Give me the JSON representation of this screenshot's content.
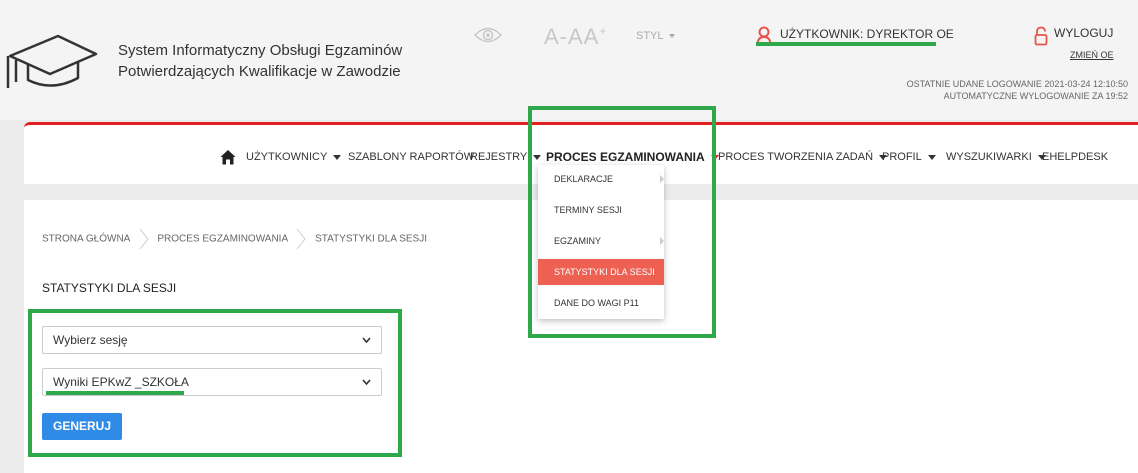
{
  "header": {
    "system_title_line1": "System Informatyczny Obsługi Egzaminów",
    "system_title_line2": "Potwierdzających Kwalifikacje w Zawodzie",
    "font_size_label": "A-AA",
    "font_size_plus": "+",
    "style_label": "STYL",
    "user_label": "UŻYTKOWNIK: DYREKTOR OE",
    "logout_label": "WYLOGUJ",
    "change_label": "ZMIEŃ OE",
    "last_login": "OSTATNIE UDANE LOGOWANIE 2021-03-24 12:10:50",
    "auto_logout": "AUTOMATYCZNE WYLOGOWANIE ZA  19:52"
  },
  "nav": {
    "items": [
      {
        "label": "UŻYTKOWNICY",
        "dropdown": true
      },
      {
        "label": "SZABLONY RAPORTÓW",
        "dropdown": false
      },
      {
        "label": "REJESTRY",
        "dropdown": true
      },
      {
        "label": "PROCES EGZAMINOWANIA",
        "dropdown": true,
        "active": true
      },
      {
        "label": "PROCES TWORZENIA ZADAŃ",
        "dropdown": true
      },
      {
        "label": "PROFIL",
        "dropdown": true
      },
      {
        "label": "WYSZUKIWARKI",
        "dropdown": true
      },
      {
        "label": "EHELPDESK",
        "dropdown": false
      }
    ]
  },
  "dropdown": {
    "items": [
      {
        "label": "DEKLARACJE",
        "submenu": true
      },
      {
        "label": "TERMINY SESJI",
        "submenu": false
      },
      {
        "label": "EGZAMINY",
        "submenu": true
      },
      {
        "label": "STATYSTYKI DLA SESJI",
        "submenu": false,
        "active": true
      },
      {
        "label": "DANE DO WAGI P11",
        "submenu": false
      }
    ]
  },
  "breadcrumb": [
    "STRONA GŁÓWNA",
    "PROCES EGZAMINOWANIA",
    "STATYSTYKI DLA SESJI"
  ],
  "main": {
    "title": "STATYSTYKI DLA SESJI",
    "session_select": "Wybierz sesję",
    "report_select": "Wyniki EPKwZ _SZKOŁA",
    "generate_button": "GENERUJ"
  },
  "colors": {
    "accent_red": "#e02020",
    "active_menu": "#ee6052",
    "button_blue": "#2f8be6",
    "highlight_green": "#2ea84a",
    "user_icon": "#e8534a"
  }
}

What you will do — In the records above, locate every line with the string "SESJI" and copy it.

Output below —
        "label": "TERMINY SESJI",
        "label": "STATYSTYKI DLA SESJI",
    "STATYSTYKI DLA SESJI"
    "title": "STATYSTYKI DLA SESJI",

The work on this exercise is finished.